* _What the exercise asks_
Filter the records for lines holding the string "mails".
### Input data
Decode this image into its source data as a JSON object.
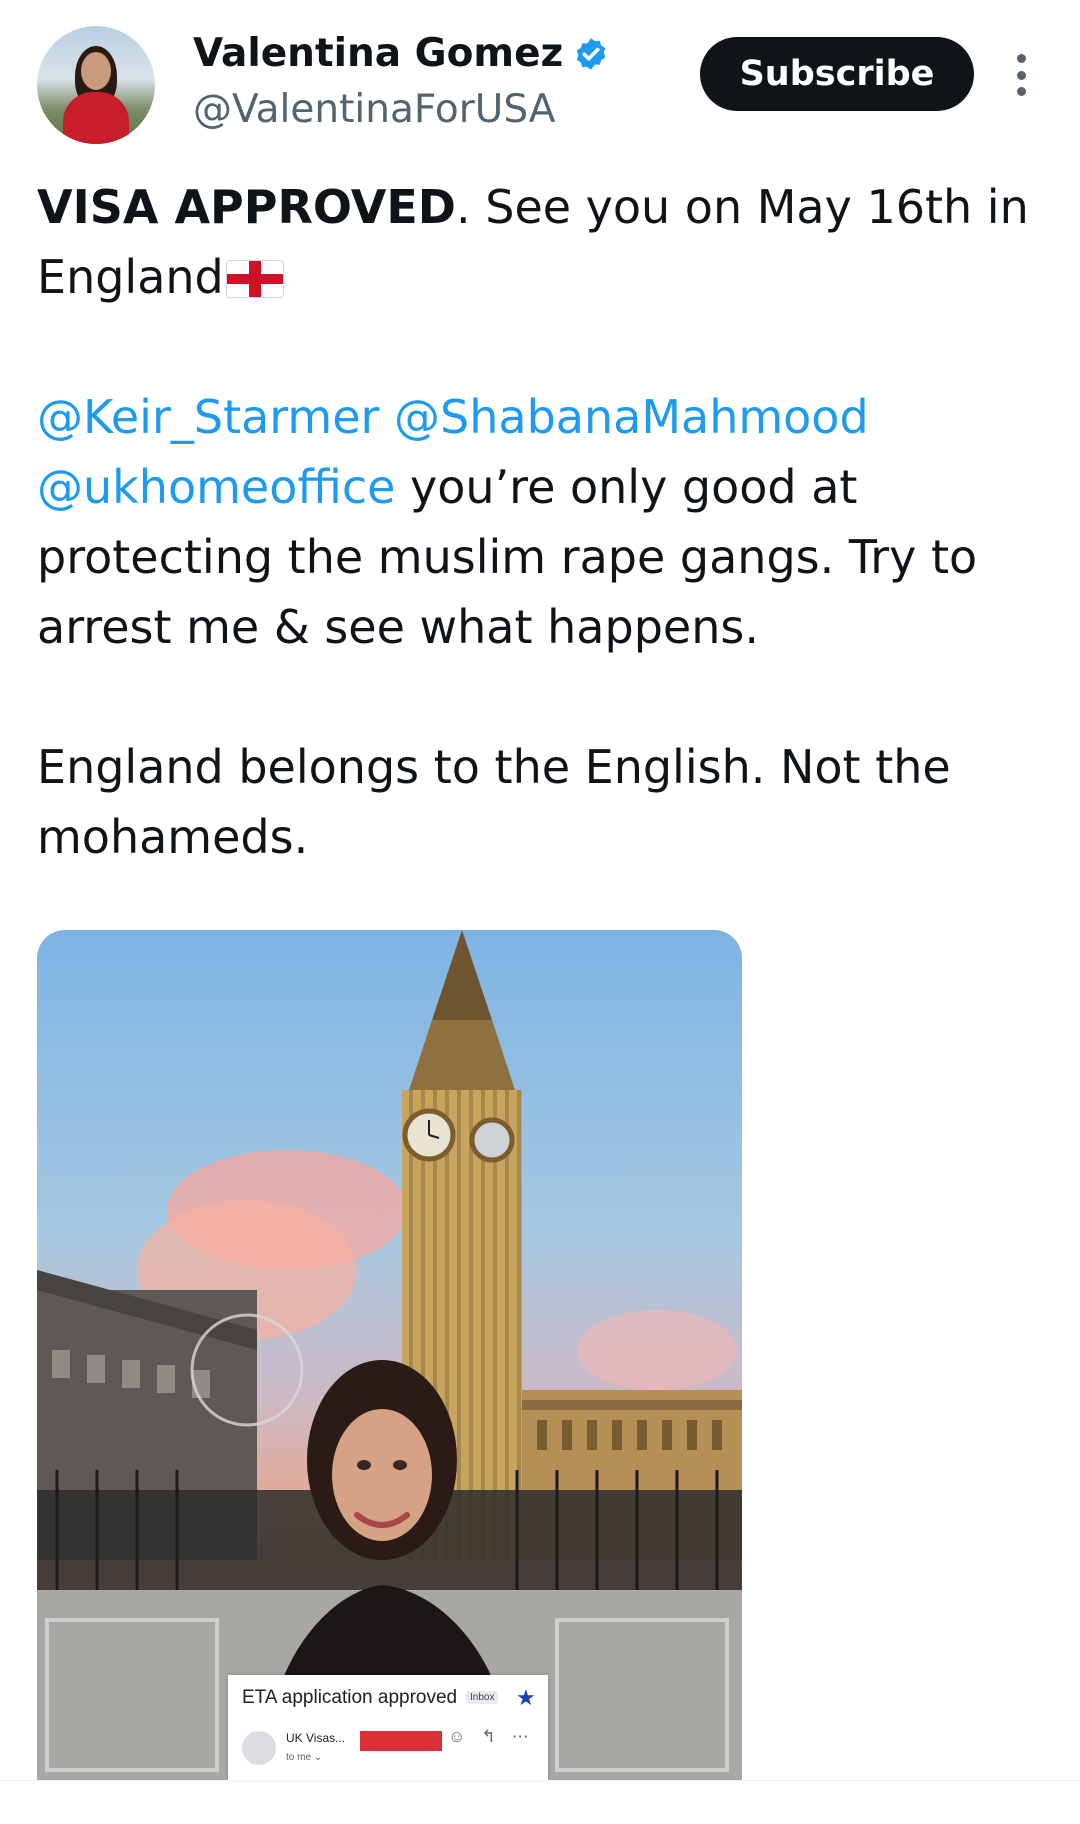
{
  "author": {
    "name": "Valentina Gomez",
    "handle": "@ValentinaForUSA",
    "verified": true
  },
  "actions": {
    "subscribe_label": "Subscribe",
    "more_icon": "more-vertical-icon"
  },
  "tweet": {
    "line1_bold": "VISA APPROVED",
    "line1_rest": ". See you on May 16th in England",
    "flag_icon": "england-flag-emoji",
    "mention1": "@Keir_Starmer",
    "mention2": "@ShabanaMahmood",
    "mention3": "@ukhomeoffice",
    "para2_rest": " you’re only good at protecting the muslim rape gangs. Try to arrest me & see what happens.",
    "para3": "England belongs to the English. Not the mohameds."
  },
  "media": {
    "email": {
      "subject": "ETA application approved",
      "tag": "Inbox",
      "sender": "UK Visas...",
      "to": "to me ⌄",
      "star_icon": "star-icon",
      "reply_icon": "reply-icon",
      "emoji_icon": "emoji-icon",
      "more_icon": "more-horizontal-icon"
    }
  },
  "colors": {
    "mention": "#1d9bf0",
    "text": "#0f1419",
    "secondary": "#536471",
    "subscribe_bg": "#0f1419"
  }
}
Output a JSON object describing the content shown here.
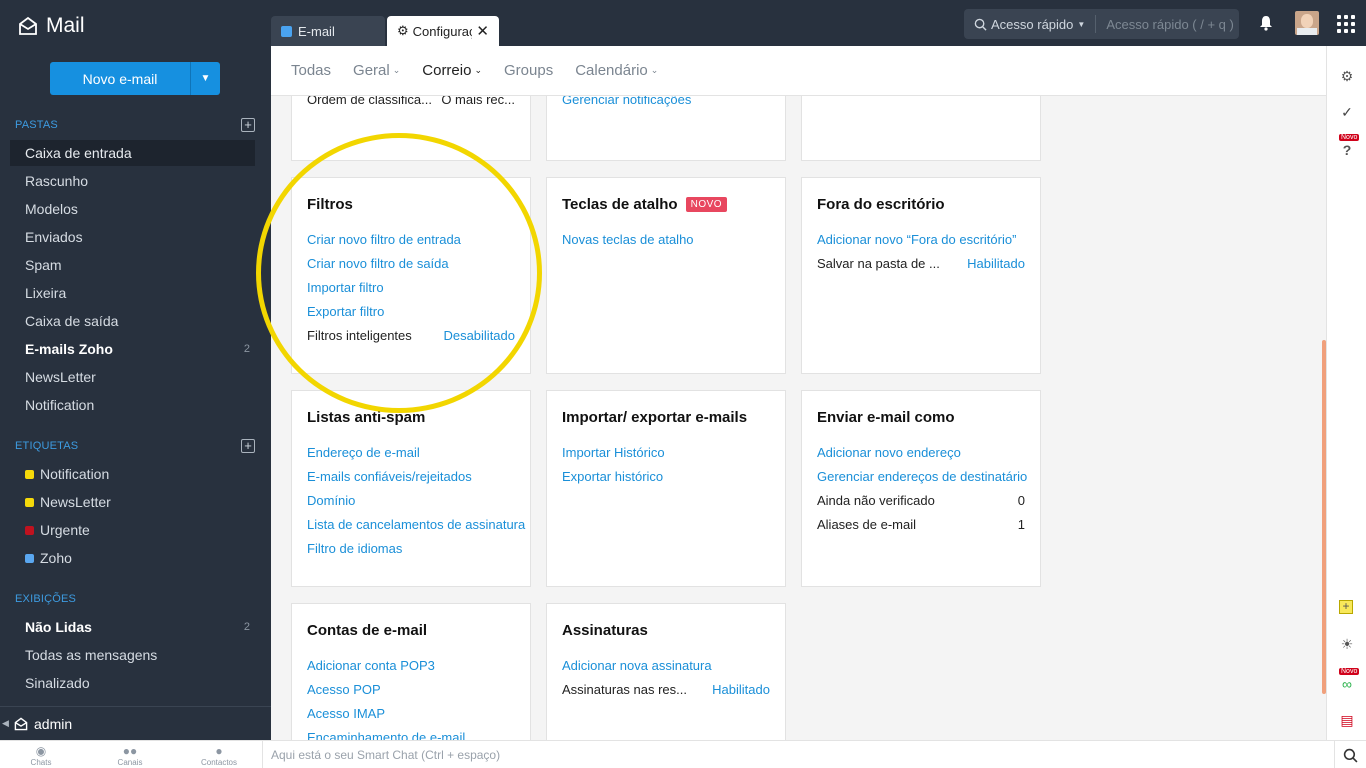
{
  "app": {
    "title": "Mail"
  },
  "sidebar": {
    "new_mail": "Novo e-mail",
    "folders_title": "PASTAS",
    "folders": [
      {
        "label": "Caixa de entrada",
        "count": ""
      },
      {
        "label": "Rascunho",
        "count": ""
      },
      {
        "label": "Modelos",
        "count": ""
      },
      {
        "label": "Enviados",
        "count": ""
      },
      {
        "label": "Spam",
        "count": ""
      },
      {
        "label": "Lixeira",
        "count": ""
      },
      {
        "label": "Caixa de saída",
        "count": ""
      },
      {
        "label": "E-mails Zoho",
        "count": "2"
      },
      {
        "label": "NewsLetter",
        "count": ""
      },
      {
        "label": "Notification",
        "count": ""
      }
    ],
    "tags_title": "ETIQUETAS",
    "tags": [
      {
        "label": "Notification",
        "color": "#f5d90a"
      },
      {
        "label": "NewsLetter",
        "color": "#f5d90a"
      },
      {
        "label": "Urgente",
        "color": "#c0121f"
      },
      {
        "label": "Zoho",
        "color": "#5aa7f0"
      }
    ],
    "views_title": "EXIBIÇÕES",
    "views": [
      {
        "label": "Não Lidas",
        "count": "2"
      },
      {
        "label": "Todas as mensagens",
        "count": ""
      },
      {
        "label": "Sinalizado",
        "count": ""
      }
    ],
    "user": "admin"
  },
  "tabs": {
    "email": "E-mail",
    "config": "Configurações"
  },
  "search": {
    "quick": "Acesso rápido",
    "placeholder": "Acesso rápido  ( / + q )"
  },
  "subnav": {
    "all": "Todas",
    "general": "Geral",
    "mail": "Correio",
    "groups": "Groups",
    "calendar": "Calendário"
  },
  "cards": {
    "top1": {
      "k": "Ordem de classifica...",
      "v": "O mais rec..."
    },
    "top2": {
      "link": "Gerenciar notificações"
    },
    "filters": {
      "title": "Filtros",
      "links": [
        "Criar novo filtro de entrada",
        "Criar novo filtro de saída",
        "Importar filtro",
        "Exportar filtro"
      ],
      "k": "Filtros inteligentes",
      "v": "Desabilitado"
    },
    "shortcuts": {
      "title": "Teclas de atalho",
      "badge": "NOVO",
      "links": [
        "Novas teclas de atalho"
      ]
    },
    "ooo": {
      "title": "Fora do escritório",
      "links": [
        "Adicionar novo “Fora do escritório”"
      ],
      "k": "Salvar na pasta de ...",
      "v": "Habilitado"
    },
    "antispam": {
      "title": "Listas anti-spam",
      "links": [
        "Endereço de e-mail",
        "E-mails confiáveis/rejeitados",
        "Domínio",
        "Lista de cancelamentos de assinatura",
        "Filtro de idiomas"
      ]
    },
    "importexport": {
      "title": "Importar/ exportar e-mails",
      "links": [
        "Importar Histórico",
        "Exportar histórico"
      ]
    },
    "sendas": {
      "title": "Enviar e-mail como",
      "links": [
        "Adicionar novo endereço",
        "Gerenciar endereços de destinatário"
      ],
      "rows": [
        {
          "k": "Ainda não verificado",
          "v": "0"
        },
        {
          "k": "Aliases de e-mail",
          "v": "1"
        }
      ]
    },
    "accounts": {
      "title": "Contas de e-mail",
      "links": [
        "Adicionar conta POP3",
        "Acesso POP",
        "Acesso IMAP",
        "Encaminhamento de e-mail"
      ]
    },
    "signatures": {
      "title": "Assinaturas",
      "links": [
        "Adicionar nova assinatura"
      ],
      "k": "Assinaturas nas res...",
      "v": "Habilitado"
    }
  },
  "rail": {
    "new1": "Novo",
    "new2": "Novo"
  },
  "bottom": {
    "chats": "Chats",
    "channels": "Canais",
    "contacts": "Contactos",
    "smartchat": "Aqui está o seu Smart Chat (Ctrl + espaço)"
  }
}
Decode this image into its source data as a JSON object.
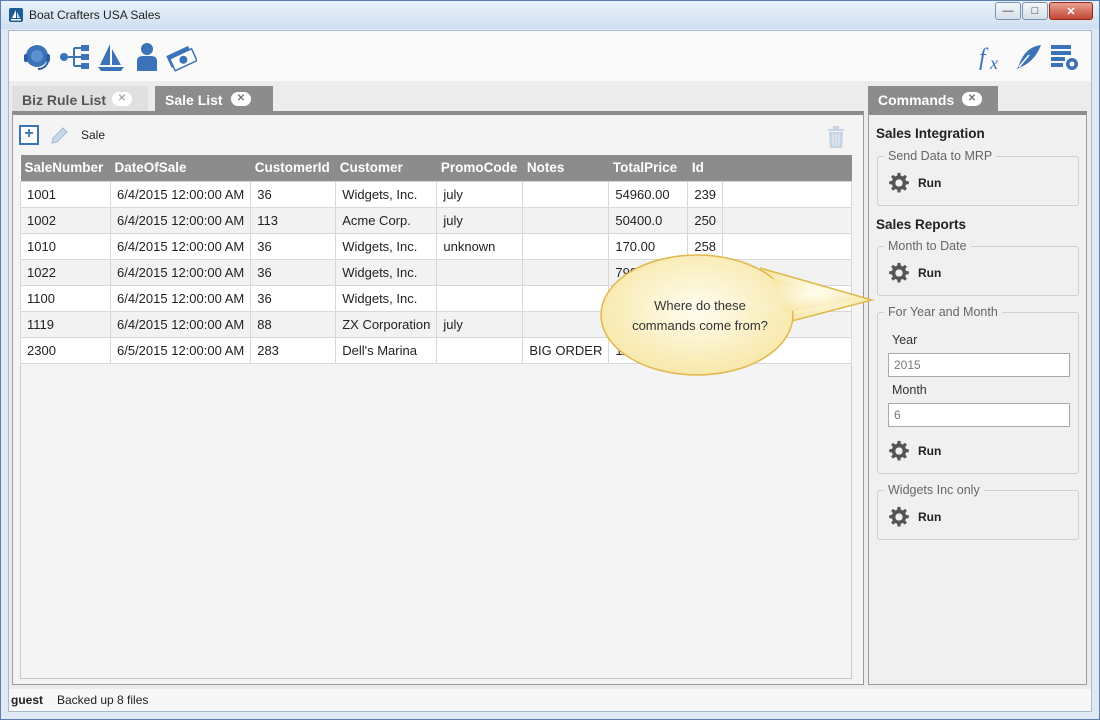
{
  "window": {
    "title": "Boat Crafters USA Sales",
    "controls": {
      "minimize": "—",
      "maximize": "□",
      "close": "✕"
    }
  },
  "toolbar": {
    "left_icons": [
      "support-icon",
      "hierarchy-icon",
      "sailboat-icon",
      "user-icon",
      "money-icon"
    ],
    "right_icons": [
      "function-icon",
      "quill-icon",
      "list-settings-icon"
    ]
  },
  "tabs": {
    "biz_rule": {
      "label": "Biz Rule List",
      "close": "✕"
    },
    "sale_list": {
      "label": "Sale List",
      "close": "✕"
    },
    "commands": {
      "label": "Commands",
      "close": "✕"
    }
  },
  "sale_list": {
    "toolbar_label": "Sale",
    "columns": [
      "SaleNumber",
      "DateOfSale",
      "CustomerId",
      "Customer",
      "PromoCode",
      "Notes",
      "TotalPrice",
      "Id"
    ],
    "rows": [
      [
        "1001",
        "6/4/2015 12:00:00 AM",
        "36",
        "Widgets, Inc.",
        "july",
        "",
        "54960.00",
        "239"
      ],
      [
        "1002",
        "6/4/2015 12:00:00 AM",
        "113",
        "Acme Corp.",
        "july",
        "",
        "50400.0",
        "250"
      ],
      [
        "1010",
        "6/4/2015 12:00:00 AM",
        "36",
        "Widgets, Inc.",
        "unknown",
        "",
        "170.00",
        "258"
      ],
      [
        "1022",
        "6/4/2015 12:00:00 AM",
        "36",
        "Widgets, Inc.",
        "",
        "",
        "790",
        ""
      ],
      [
        "1100",
        "6/4/2015 12:00:00 AM",
        "36",
        "Widgets, Inc.",
        "",
        "",
        "",
        ""
      ],
      [
        "1119",
        "6/4/2015 12:00:00 AM",
        "88",
        "ZX Corporation",
        "july",
        "",
        "",
        ""
      ],
      [
        "2300",
        "6/5/2015 12:00:00 AM",
        "283",
        "Dell's Marina",
        "",
        "BIG ORDER",
        "112",
        ""
      ]
    ]
  },
  "commands": {
    "sales_integration": {
      "heading": "Sales Integration",
      "send_data_title": "Send Data to MRP",
      "run_label": "Run"
    },
    "sales_reports": {
      "heading": "Sales Reports",
      "month_to_date_title": "Month to Date",
      "year_month_title": "For Year and Month",
      "year_label": "Year",
      "year_value": "2015",
      "month_label": "Month",
      "month_value": "6",
      "widgets_title": "Widgets Inc only",
      "run_label": "Run"
    }
  },
  "status": {
    "user": "guest",
    "message": "Backed up 8 files"
  },
  "callout": {
    "line1": "Where do these",
    "line2": "commands  come from?"
  },
  "colors": {
    "header_bg": "#8c8c8c",
    "accent_blue": "#3b72b8",
    "callout_fill": "#fbf3cc",
    "callout_border": "#e0b84c"
  }
}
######
* _Task result_
        "label": "E-mails Zoho",
        "E-mails confiáveis/rejeitados",
      "title": "Importar/ exportar e-mails",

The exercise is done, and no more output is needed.